R.P. – “I do have a strong sense for spirituality, hence for religiosity. But that is purely an emotional thing, which has nothing to do with Allah or with God or with whoever. Of course I cannot escape the fact that I am a child of our Christian society. But I don’t consider myself as a religious person. Not at all. Contrary to singing, religion is not in my genes. So, yes, I could say some nasty things about that. In general one may ask oneself how ‘religious’ the Pups have been that wrote much of the so-called religious music that we know from history. Maybe one should oneself not be too much of a saint in order to really know what holy music is!”

In the ‘Songs of Doubt’ project your role is that of the solo singer, an interpreter. But other than interpreting others’ works, you also compose your own music. How do these two roles relate to one another, thinking for example of your ‘When the caged birds sing’ cycle?

R.P. – “That indeed remains a major quest for me. Questions like: how do I put my classical background and my training as a jazz singer to good use? What is it that I want to do as a musical being, but also as a professional musician? I like good lyrics an awful lot, but good lyrics are rarely found among the lyrics sung with jazz standards. So if you’d think about producing a jazz CD, it is awfully difficult to come up with a series of pieces that have good lyrics and that not have been done already millions of times by others.

So that is a path that I decided I should not follow. The same for the idea that the music I make should be accessible and appeal to a big and general public. What also counts is that, even though in a way, yes, I am a man of the stage, for me, no, this does not come natural. The stage actually is the scariest of the places that I need to frequent in my life.

070f9ed670While searching for good lyrics I came upon the pre-jazz age, where I found the poems of the Afro-American poet Paul Laurence Dunbar, born in 1872. Dunbar was a great inspiration for the so-called “Harlem Renaissance”, an Afro-American literary movement in the 1920s and 1930s. And that was really a hit! I started to read these poems and then choose some of them to set to music. The selection was a very difficult task, because much of the material already was very musical in and by itself. In some cases so much so, that it would be ridiculous to try to add even more music to what already was… music. For the texts that I finally did use, I started from the rhythms and melodies that arise naturally when you are reading the poems. And in a way, the pieces then wrote themselves, from rhythm and melody to harmonies and timbre. So apparently this is the sort of thing I am looking for.”

“I like languages very much. I recite, for example, Ingrid Jonker’s poems, in African. It is a great experience to dive into that and make it sound as good as possible. It is something that I like to do that with whatever language I come upon.

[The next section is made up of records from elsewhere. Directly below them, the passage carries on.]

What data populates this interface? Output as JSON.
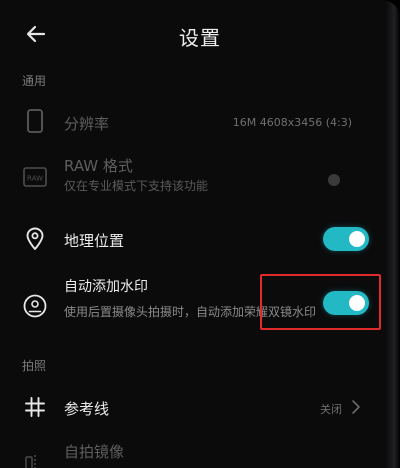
{
  "header": {
    "title": "设置",
    "back_icon": "back-arrow-icon"
  },
  "sections": {
    "general": "通用",
    "shooting": "拍照"
  },
  "rows": {
    "resolution": {
      "icon": "phone-outline-icon",
      "title": "分辨率",
      "value": "16M 4608x3456 (4:3)"
    },
    "raw_format": {
      "icon": "raw-icon",
      "icon_text": "RAW",
      "title": "RAW 格式",
      "subtitle": "仅在专业模式下支持该功能",
      "toggle": "disabled-off"
    },
    "location": {
      "icon": "location-pin-icon",
      "title": "地理位置",
      "toggle": "on"
    },
    "watermark": {
      "icon": "portrait-badge-icon",
      "title": "自动添加水印",
      "subtitle": "使用后置摄像头拍摄时，自动添加荣耀双镜水印",
      "toggle": "on"
    },
    "grid": {
      "icon": "grid-hash-icon",
      "title": "参考线",
      "value": "关闭"
    },
    "selfie_mirror": {
      "title": "自拍镜像"
    }
  },
  "colors": {
    "background": "#0b0b0c",
    "toggle_on": "#22b8c4",
    "highlight": "#e22a2a"
  }
}
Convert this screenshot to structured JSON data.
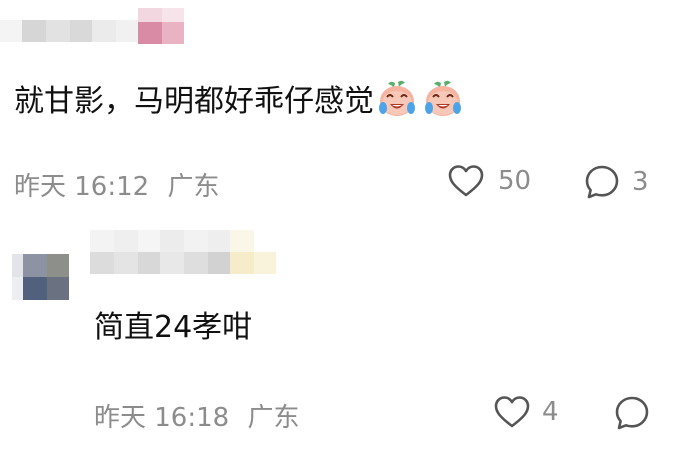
{
  "comments": [
    {
      "text": "就甘影，马明都好乖仔感觉",
      "emoji_icon": "crying-laughing-peach-icon",
      "time": "昨天 16:12",
      "location": "广东",
      "likes": "50",
      "replies": "3"
    },
    {
      "text": "简直24孝咁",
      "time": "昨天 16:18",
      "location": "广东",
      "likes": "4",
      "replies": ""
    }
  ],
  "icons": {
    "like": "heart-outline-icon",
    "reply": "speech-bubble-icon"
  },
  "colors": {
    "text": "#111111",
    "meta": "#8c8c8c",
    "icon": "#555555"
  }
}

Some of them are more open, others more nasal. Also my own language, Dutch, is a beautiful language. Every language can be made to sound beautiful. It is mainly a cultural thing that here in the Netherlands we think of some languages as more sexy than others. I just came back from an exchange trip with the Chinese city of Chengdu. There of course I have heard a lot of Chinese. Though the Chinese language sounded really interesting, it was not what, with my Western ears, I would call beautiful. That is why I decided to start to study Chinese. For I want to discover the beauty also of that language. It has to be in there. I want to discover the rhythms of that language, which for now seems to be so remote. That frustrates me. So I’ll have to do something about it.”

Harold Schellinx